Other firms include Cambridge, Mass.-based Forrester Research Inc., which provides analysis of nearly all parts of the IT landscape and the Yankee Group Inc., which focuses on networking and mobile communication technologies. Forrester has also been busy, acquiring JupiterResearch LLC in 2008 for $23 million. It acquired Giga Information Group in 2003 for $60 million. Giga also focused on enterprise software and brought with it hundreds of customers. Today Giga been completely integrated into Forrester; most of its analysts either joined Forrester, left to create their own independent research firms or consultancies or joined other remaining analyst firms.
The Yankee Group was acquired in 2005 by a private equity firm, Alta Communications. The 451 Group also continues to thrive, providing industry research in the areas of virtualization, storage and enterprise security.
Despite the market consolidation, a number of former analysts are doing well independently, providing research and consulting services. Former Gartner analyst Rich Mogull runs Securosis with security expert Adrian Lane. The firm announced the addition of industry veteran analyst Mike Rothman to its team this week.
What impact will the array of acquisitions have on the bigger picture of IT buying strategies?
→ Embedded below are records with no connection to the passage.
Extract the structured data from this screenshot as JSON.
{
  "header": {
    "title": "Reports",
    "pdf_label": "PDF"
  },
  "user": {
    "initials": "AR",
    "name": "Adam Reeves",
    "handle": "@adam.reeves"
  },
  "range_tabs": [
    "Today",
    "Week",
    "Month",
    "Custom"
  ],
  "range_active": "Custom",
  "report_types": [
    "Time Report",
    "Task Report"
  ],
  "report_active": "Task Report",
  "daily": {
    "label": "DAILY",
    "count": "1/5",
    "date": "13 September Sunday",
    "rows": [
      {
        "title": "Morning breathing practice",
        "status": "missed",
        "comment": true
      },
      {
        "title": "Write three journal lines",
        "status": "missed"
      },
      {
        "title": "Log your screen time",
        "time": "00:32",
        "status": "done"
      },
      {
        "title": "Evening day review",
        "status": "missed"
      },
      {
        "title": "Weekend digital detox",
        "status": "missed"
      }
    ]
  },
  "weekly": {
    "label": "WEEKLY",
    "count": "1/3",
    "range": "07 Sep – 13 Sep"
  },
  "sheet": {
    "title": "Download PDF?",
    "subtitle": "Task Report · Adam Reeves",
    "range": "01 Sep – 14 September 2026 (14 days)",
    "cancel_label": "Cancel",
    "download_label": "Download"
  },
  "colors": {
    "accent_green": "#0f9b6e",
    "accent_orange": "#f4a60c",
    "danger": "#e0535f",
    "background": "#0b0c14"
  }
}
Michael Coté of Red Monk offers up some analysis of the Gartner acquisition, but essentially says it’s unclear to tell if it will have any impact.
“Individual voices” matter because of the past cycles of Big Bang IT, where large firms like Gartner thrive with with their categorization and ranking models (which application server will solve my problem?), have been steadily chipped away by consumer and “bottoms up” technology innovation.
Alex Williams, a writer for ReadWriteWeb, said the acquisition further transforms the analyst industry into a kind-of hybrid model in which traditional analyst firms balance out analysis offered by smaller independent firms including RedMonk and the Altimeter Group as well as industry expert bloggers and consultants.
The purchase is another example of how the analyst community is becoming increasingly homogeneous, dominated by a handful of firms such as Forrester and IDC. And it points to a growing debate about the value that companies can receive from analyst firms when there is little diversification in the market.